Interviewer: What’s your teaching philosophy?
A lot of the attendees at the classes are not book learners. So, I try to bring context into all the classes by using real battery data and my own practical experiences to demonstrate the theory working in practice.
Interviewer: What one thing do you want your students to take away from your teaching?
An interest in learning more about Batteries and the associated Standby Power Systems.
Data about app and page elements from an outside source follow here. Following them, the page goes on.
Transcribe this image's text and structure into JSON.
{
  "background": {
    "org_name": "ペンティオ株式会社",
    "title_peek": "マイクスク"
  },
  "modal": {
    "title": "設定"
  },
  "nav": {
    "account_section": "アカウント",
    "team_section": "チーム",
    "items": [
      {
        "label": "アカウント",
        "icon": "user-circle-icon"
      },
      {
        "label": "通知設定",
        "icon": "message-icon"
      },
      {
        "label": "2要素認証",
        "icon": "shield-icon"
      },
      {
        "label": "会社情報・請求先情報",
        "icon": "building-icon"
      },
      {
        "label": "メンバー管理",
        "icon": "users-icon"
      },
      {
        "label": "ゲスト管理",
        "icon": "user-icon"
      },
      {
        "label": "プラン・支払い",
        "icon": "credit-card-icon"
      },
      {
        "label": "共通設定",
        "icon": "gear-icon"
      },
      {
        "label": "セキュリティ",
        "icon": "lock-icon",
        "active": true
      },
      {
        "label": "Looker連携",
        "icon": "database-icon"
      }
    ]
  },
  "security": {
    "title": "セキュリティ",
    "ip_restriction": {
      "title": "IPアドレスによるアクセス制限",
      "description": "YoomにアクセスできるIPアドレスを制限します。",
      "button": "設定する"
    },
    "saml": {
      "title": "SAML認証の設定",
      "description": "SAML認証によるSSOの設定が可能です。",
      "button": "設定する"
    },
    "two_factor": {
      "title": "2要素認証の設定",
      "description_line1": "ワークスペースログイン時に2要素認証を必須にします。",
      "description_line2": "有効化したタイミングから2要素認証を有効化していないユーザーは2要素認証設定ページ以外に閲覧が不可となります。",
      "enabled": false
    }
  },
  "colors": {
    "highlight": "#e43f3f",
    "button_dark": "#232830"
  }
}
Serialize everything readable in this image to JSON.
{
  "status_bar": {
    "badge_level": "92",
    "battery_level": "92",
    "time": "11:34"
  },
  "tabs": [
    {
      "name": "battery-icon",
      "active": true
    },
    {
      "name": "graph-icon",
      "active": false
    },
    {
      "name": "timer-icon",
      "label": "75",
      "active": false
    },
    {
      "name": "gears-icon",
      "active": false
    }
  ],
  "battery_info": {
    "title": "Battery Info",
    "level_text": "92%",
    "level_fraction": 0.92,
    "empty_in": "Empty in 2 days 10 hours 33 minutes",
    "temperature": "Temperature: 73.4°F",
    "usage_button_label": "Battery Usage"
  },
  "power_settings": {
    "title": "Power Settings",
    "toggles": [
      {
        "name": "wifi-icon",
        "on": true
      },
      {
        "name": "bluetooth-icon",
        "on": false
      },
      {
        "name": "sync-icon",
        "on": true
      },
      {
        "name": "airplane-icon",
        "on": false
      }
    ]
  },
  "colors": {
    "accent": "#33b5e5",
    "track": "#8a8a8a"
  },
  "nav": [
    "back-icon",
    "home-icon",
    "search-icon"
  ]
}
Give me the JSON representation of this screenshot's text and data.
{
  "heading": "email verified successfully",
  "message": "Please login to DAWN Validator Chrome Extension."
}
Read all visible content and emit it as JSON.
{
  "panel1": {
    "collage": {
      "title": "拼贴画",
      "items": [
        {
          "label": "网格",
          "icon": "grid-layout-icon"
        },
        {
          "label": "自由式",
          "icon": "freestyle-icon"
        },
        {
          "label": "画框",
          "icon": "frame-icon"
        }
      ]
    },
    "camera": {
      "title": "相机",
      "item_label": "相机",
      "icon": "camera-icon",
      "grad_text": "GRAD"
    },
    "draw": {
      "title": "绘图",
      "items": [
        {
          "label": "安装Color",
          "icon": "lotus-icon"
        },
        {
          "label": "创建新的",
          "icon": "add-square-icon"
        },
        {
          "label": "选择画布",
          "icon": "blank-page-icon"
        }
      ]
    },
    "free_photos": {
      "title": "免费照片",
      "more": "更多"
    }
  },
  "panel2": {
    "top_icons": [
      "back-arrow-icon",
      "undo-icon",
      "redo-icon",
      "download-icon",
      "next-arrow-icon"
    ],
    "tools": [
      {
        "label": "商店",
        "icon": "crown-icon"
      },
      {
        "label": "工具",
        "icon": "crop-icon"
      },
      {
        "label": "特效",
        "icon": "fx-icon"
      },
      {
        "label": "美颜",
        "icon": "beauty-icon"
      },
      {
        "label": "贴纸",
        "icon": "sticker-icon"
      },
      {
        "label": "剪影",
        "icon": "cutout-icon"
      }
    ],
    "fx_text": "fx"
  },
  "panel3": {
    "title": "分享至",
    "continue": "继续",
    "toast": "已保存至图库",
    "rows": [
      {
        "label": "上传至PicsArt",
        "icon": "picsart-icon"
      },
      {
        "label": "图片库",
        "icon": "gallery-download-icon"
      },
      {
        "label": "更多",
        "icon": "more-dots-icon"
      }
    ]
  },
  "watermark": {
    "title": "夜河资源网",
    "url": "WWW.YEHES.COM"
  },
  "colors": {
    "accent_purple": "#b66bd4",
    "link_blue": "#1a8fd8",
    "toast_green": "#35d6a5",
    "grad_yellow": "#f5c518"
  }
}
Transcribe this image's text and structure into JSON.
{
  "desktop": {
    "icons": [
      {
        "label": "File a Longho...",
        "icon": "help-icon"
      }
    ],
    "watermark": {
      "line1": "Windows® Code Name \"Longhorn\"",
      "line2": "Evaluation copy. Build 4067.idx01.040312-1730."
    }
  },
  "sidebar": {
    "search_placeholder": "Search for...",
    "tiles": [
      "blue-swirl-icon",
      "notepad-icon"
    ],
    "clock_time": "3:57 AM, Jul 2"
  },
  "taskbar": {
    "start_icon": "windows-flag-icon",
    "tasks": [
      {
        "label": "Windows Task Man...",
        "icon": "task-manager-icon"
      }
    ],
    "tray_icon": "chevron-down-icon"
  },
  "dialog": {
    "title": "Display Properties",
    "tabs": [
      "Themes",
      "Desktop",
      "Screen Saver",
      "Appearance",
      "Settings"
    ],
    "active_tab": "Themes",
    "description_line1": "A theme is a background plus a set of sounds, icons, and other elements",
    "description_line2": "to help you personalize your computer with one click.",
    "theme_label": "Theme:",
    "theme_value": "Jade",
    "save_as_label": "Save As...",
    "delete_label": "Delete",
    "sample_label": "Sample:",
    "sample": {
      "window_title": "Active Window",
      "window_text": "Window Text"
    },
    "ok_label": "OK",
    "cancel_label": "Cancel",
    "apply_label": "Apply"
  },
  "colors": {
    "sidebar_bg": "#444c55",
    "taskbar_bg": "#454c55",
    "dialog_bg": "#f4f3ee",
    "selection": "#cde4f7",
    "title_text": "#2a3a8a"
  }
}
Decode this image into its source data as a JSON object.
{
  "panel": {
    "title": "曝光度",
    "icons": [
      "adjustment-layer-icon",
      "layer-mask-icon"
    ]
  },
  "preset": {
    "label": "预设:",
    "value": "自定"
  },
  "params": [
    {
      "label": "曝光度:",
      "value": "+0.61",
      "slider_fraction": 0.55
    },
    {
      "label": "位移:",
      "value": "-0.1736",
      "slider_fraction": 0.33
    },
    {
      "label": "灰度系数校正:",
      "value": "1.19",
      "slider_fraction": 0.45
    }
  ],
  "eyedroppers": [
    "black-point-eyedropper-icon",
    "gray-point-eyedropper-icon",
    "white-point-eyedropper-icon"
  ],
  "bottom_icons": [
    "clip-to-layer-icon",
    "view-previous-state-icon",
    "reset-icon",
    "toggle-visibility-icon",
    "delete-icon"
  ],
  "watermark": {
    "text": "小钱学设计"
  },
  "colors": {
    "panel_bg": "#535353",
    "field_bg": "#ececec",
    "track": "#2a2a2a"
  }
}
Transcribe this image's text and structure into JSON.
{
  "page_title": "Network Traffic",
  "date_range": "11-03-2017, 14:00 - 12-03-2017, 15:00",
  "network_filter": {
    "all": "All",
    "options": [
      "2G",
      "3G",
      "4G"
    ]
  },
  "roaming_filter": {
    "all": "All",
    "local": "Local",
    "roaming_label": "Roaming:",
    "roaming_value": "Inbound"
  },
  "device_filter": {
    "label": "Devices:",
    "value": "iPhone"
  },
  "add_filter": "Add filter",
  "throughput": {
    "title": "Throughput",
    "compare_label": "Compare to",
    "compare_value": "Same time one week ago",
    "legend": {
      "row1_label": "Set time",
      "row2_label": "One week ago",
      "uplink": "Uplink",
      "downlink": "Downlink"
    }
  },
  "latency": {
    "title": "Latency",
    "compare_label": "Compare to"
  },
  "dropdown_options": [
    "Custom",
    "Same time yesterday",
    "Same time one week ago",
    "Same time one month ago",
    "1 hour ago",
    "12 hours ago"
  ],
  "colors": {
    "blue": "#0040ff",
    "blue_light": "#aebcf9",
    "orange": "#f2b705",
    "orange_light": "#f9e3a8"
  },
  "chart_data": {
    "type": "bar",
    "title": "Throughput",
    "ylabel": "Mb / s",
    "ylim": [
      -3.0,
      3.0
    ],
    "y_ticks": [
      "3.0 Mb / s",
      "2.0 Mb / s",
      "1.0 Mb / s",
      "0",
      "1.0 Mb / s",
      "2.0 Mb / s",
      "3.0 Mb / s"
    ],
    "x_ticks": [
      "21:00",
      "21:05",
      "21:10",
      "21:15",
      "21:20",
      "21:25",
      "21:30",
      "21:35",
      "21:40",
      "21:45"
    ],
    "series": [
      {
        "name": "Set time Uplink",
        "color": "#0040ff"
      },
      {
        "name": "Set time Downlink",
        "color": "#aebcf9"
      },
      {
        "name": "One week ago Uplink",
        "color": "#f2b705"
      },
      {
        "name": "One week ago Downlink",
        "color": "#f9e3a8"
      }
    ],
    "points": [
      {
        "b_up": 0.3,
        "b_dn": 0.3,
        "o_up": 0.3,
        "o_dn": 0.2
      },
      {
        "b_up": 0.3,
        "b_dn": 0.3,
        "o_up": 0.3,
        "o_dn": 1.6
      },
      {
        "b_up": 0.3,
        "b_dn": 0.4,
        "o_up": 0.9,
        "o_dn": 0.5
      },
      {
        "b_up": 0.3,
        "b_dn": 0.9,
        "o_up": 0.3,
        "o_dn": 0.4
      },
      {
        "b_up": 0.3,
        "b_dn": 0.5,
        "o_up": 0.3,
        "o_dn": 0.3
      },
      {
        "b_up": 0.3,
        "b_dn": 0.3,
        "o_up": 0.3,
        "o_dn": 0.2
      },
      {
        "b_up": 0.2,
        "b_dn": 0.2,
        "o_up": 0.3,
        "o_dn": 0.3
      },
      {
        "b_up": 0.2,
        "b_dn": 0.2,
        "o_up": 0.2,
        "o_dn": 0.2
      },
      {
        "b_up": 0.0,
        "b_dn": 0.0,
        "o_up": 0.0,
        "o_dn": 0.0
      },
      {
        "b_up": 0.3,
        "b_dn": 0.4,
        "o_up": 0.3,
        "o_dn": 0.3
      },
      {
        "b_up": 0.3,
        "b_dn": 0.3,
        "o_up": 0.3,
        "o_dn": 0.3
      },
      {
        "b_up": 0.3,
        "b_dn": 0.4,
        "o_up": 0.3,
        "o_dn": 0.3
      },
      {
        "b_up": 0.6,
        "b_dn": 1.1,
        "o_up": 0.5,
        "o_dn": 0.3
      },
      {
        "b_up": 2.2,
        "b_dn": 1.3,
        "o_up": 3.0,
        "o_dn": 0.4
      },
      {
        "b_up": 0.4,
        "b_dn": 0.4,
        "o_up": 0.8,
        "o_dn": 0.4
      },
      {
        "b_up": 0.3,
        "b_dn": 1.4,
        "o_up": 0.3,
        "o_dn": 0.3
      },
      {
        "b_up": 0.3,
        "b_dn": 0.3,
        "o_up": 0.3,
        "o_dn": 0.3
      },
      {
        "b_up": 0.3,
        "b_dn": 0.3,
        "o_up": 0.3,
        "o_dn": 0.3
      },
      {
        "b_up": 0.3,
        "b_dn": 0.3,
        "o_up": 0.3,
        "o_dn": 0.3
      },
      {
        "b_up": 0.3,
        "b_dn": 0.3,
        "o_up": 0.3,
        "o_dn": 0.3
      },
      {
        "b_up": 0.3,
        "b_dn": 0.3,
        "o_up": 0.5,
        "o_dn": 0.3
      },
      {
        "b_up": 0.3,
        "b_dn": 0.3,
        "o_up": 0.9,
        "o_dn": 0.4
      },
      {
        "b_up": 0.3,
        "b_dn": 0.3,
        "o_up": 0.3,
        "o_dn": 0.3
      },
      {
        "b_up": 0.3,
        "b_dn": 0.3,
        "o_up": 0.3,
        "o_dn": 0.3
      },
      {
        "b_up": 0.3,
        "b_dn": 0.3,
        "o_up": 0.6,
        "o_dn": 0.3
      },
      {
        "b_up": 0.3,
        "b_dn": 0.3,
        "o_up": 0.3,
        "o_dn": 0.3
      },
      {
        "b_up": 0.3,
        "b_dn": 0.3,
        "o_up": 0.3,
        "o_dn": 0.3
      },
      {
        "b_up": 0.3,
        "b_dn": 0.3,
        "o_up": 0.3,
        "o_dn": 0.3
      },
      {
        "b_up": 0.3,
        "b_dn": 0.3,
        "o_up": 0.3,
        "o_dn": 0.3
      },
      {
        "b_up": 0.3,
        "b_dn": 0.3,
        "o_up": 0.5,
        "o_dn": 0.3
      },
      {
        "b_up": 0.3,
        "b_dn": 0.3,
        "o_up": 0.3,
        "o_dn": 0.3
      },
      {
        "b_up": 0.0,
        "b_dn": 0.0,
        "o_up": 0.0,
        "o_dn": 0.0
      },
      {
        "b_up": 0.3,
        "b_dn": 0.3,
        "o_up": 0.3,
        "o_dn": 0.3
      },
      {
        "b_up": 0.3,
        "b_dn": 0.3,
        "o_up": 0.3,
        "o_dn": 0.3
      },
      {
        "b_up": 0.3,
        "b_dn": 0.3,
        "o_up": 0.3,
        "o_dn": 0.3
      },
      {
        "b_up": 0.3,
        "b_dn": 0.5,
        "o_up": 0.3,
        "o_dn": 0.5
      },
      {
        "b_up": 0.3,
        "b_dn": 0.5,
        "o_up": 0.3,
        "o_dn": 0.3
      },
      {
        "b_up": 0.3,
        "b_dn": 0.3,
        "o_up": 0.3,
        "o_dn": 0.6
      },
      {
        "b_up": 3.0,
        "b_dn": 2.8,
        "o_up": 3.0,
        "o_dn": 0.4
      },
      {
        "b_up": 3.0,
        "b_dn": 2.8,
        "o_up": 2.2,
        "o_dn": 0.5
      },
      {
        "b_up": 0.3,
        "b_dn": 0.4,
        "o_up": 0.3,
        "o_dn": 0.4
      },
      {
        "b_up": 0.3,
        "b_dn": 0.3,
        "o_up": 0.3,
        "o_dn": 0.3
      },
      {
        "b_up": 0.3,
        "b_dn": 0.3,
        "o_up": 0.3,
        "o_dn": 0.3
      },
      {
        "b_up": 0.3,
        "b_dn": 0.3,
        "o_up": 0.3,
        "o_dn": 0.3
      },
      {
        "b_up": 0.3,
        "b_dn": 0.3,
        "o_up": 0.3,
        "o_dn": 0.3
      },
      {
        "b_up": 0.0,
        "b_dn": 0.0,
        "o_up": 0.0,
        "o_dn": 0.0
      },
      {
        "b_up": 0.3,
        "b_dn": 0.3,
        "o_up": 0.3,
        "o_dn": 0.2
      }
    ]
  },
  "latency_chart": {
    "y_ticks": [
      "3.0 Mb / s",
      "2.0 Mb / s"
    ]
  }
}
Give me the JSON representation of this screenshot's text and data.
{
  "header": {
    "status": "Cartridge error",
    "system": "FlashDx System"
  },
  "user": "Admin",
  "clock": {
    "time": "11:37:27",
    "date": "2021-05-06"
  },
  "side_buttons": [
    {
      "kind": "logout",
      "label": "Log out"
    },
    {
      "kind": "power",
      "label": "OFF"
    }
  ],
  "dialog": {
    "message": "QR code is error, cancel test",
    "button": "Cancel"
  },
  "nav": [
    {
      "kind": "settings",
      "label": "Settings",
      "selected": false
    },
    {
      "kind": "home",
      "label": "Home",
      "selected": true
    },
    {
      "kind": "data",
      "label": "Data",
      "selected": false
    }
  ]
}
We live in a world that is totally dependent on batteries to sustain our infrastructure, but we have lost at least one generation of expertise due to changes in business practices.
Interviewer: What advantage do your students have over others who don’t attend your courses?
They know a lot more about the practical aspects of battery management than most people do. As a result, they are in a position to manage any failures when they occur as they most certainly will.
Interviewer: What are your hopes for your students’ futures?
I would like to think that the companies they work for recognize the resource they now have, to ensure battery reliability and reward them adequately.
Interviewer: What do you think is the greatest challenge facing students today?
Getting the additional training that will allow them to become even more knowledgeable in Battery Management. Too many companies rely only on outside expertise to analyze the status of their batteries and then often ignore the advice because they don’t understand what they are being told.
In house expertise is required to understand the implications of a failure on the company’s business something no external contractor can do.
Interviewer: What do you like most about training as a career?
I didn’t intend this to be a new career, it was just going to be something to keep me involved in an industry that has been very good to me. One of the things I do enjoy is when the students bring their own power problems to class and I get to help them analyze what the problem is, and come up with the necessary corrective action.
Interviewer: What do you enjoy doing in your spare time?
I really don’t have a lot of spare time but if I did, travel would be at the top of the list. I have been very lucky and seen more of the world including the USA than most people, but there are still many places I would like to visit. I still have three states in the USA that I haven’t been to yet, South Dakota, Idaho and Montana and I would be very happy to do on-site training in any of these states.